+++ MATERIAL TO PROCESS +++

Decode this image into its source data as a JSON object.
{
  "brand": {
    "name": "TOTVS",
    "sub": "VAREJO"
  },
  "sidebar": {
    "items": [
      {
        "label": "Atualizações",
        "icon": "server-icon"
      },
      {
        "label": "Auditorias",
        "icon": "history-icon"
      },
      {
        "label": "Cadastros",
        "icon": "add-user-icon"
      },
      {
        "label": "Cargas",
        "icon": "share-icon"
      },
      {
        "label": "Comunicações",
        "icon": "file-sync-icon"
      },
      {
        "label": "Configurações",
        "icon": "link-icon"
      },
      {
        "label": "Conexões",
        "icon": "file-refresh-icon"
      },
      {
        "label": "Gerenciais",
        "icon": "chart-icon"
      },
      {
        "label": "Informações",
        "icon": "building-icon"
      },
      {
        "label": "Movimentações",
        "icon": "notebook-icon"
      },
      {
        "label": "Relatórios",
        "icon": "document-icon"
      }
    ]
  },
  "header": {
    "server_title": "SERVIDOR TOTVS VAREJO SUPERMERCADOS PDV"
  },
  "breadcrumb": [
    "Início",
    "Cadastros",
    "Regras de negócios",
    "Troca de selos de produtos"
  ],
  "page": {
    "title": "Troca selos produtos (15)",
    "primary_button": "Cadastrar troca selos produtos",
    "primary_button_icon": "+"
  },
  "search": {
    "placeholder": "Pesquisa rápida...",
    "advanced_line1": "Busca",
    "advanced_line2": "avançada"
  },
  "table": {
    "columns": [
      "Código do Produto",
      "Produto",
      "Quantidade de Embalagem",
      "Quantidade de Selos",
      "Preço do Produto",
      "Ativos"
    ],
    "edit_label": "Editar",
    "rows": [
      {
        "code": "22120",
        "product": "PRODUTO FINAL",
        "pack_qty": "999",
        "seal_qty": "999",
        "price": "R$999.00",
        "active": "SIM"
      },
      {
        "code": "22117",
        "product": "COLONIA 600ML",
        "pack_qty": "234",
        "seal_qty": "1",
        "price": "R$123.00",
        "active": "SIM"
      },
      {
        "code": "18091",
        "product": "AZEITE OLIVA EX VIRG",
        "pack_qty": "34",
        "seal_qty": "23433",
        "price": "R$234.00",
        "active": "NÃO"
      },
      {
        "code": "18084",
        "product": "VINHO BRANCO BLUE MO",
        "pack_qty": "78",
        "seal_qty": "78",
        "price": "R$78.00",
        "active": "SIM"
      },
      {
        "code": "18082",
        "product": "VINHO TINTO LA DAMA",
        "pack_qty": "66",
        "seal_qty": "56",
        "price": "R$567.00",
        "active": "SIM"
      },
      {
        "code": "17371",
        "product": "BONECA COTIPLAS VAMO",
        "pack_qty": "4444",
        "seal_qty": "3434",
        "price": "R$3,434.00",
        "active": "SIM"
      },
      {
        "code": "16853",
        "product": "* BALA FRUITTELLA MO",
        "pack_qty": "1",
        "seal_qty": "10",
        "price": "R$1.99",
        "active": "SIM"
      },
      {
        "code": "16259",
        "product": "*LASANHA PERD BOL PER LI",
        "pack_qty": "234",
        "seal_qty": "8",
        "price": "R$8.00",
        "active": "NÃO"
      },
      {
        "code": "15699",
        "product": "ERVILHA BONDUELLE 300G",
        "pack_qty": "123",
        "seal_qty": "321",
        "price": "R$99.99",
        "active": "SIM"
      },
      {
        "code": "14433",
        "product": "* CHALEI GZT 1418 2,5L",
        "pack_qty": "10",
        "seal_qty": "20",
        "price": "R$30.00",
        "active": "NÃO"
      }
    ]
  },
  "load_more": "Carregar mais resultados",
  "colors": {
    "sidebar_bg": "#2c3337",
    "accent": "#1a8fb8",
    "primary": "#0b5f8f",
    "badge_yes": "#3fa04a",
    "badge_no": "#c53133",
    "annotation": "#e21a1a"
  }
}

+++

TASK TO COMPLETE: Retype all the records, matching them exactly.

RESULT OF THIS TASK:
Decode this image into its source data as a JSON object.
{
  "brand": {
    "name": "TOTVS",
    "sub": "VAREJO"
  },
  "sidebar": {
    "items": [
      {
        "label": "Atualizações",
        "icon": "server-icon"
      },
      {
        "label": "Auditorias",
        "icon": "history-icon"
      },
      {
        "label": "Cadastros",
        "icon": "add-user-icon"
      },
      {
        "label": "Cargas",
        "icon": "share-icon"
      },
      {
        "label": "Comunicações",
        "icon": "file-sync-icon"
      },
      {
        "label": "Configurações",
        "icon": "link-icon"
      },
      {
        "label": "Conexões",
        "icon": "file-refresh-icon"
      },
      {
        "label": "Gerenciais",
        "icon": "chart-icon"
      },
      {
        "label": "Informações",
        "icon": "building-icon"
      },
      {
        "label": "Movimentações",
        "icon": "notebook-icon"
      },
      {
        "label": "Relatórios",
        "icon": "document-icon"
      }
    ]
  },
  "header": {
    "server_title": "SERVIDOR TOTVS VAREJO SUPERMERCADOS PDV"
  },
  "breadcrumb": [
    "Início",
    "Cadastros",
    "Regras de negócios",
    "Troca de selos de produtos"
  ],
  "page": {
    "title": "Troca selos produtos (15)",
    "primary_button": "Cadastrar troca selos produtos",
    "primary_button_icon": "+"
  },
  "search": {
    "placeholder": "Pesquisa rápida...",
    "advanced_line1": "Busca",
    "advanced_line2": "avançada"
  },
  "table": {
    "columns": [
      "Código do Produto",
      "Produto",
      "Quantidade de Embalagem",
      "Quantidade de Selos",
      "Preço do Produto",
      "Ativos"
    ],
    "edit_label": "Editar",
    "rows": [
      {
        "code": "22120",
        "product": "PRODUTO FINAL",
        "pack_qty": "999",
        "seal_qty": "999",
        "price": "R$999.00",
        "active": "SIM"
      },
      {
        "code": "22117",
        "product": "COLONIA 600ML",
        "pack_qty": "234",
        "seal_qty": "1",
        "price": "R$123.00",
        "active": "SIM"
      },
      {
        "code": "18091",
        "product": "AZEITE OLIVA EX VIRG",
        "pack_qty": "34",
        "seal_qty": "23433",
        "price": "R$234.00",
        "active": "NÃO"
      },
      {
        "code": "18084",
        "product": "VINHO BRANCO BLUE MO",
        "pack_qty": "78",
        "seal_qty": "78",
        "price": "R$78.00",
        "active": "SIM"
      },
      {
        "code": "18082",
        "product": "VINHO TINTO LA DAMA",
        "pack_qty": "66",
        "seal_qty": "56",
        "price": "R$567.00",
        "active": "SIM"
      },
      {
        "code": "17371",
        "product": "BONECA COTIPLAS VAMO",
        "pack_qty": "4444",
        "seal_qty": "3434",
        "price": "R$3,434.00",
        "active": "SIM"
      },
      {
        "code": "16853",
        "product": "* BALA FRUITTELLA MO",
        "pack_qty": "1",
        "seal_qty": "10",
        "price": "R$1.99",
        "active": "SIM"
      },
      {
        "code": "16259",
        "product": "*LASANHA PERD BOL PER LI",
        "pack_qty": "234",
        "seal_qty": "8",
        "price": "R$8.00",
        "active": "NÃO"
      },
      {
        "code": "15699",
        "product": "ERVILHA BONDUELLE 300G",
        "pack_qty": "123",
        "seal_qty": "321",
        "price": "R$99.99",
        "active": "SIM"
      },
      {
        "code": "14433",
        "product": "* CHALEI GZT 1418 2,5L",
        "pack_qty": "10",
        "seal_qty": "20",
        "price": "R$30.00",
        "active": "NÃO"
      }
    ]
  },
  "load_more": "Carregar mais resultados",
  "colors": {
    "sidebar_bg": "#2c3337",
    "accent": "#1a8fb8",
    "primary": "#0b5f8f",
    "badge_yes": "#3fa04a",
    "badge_no": "#c53133",
    "annotation": "#e21a1a"
  }
}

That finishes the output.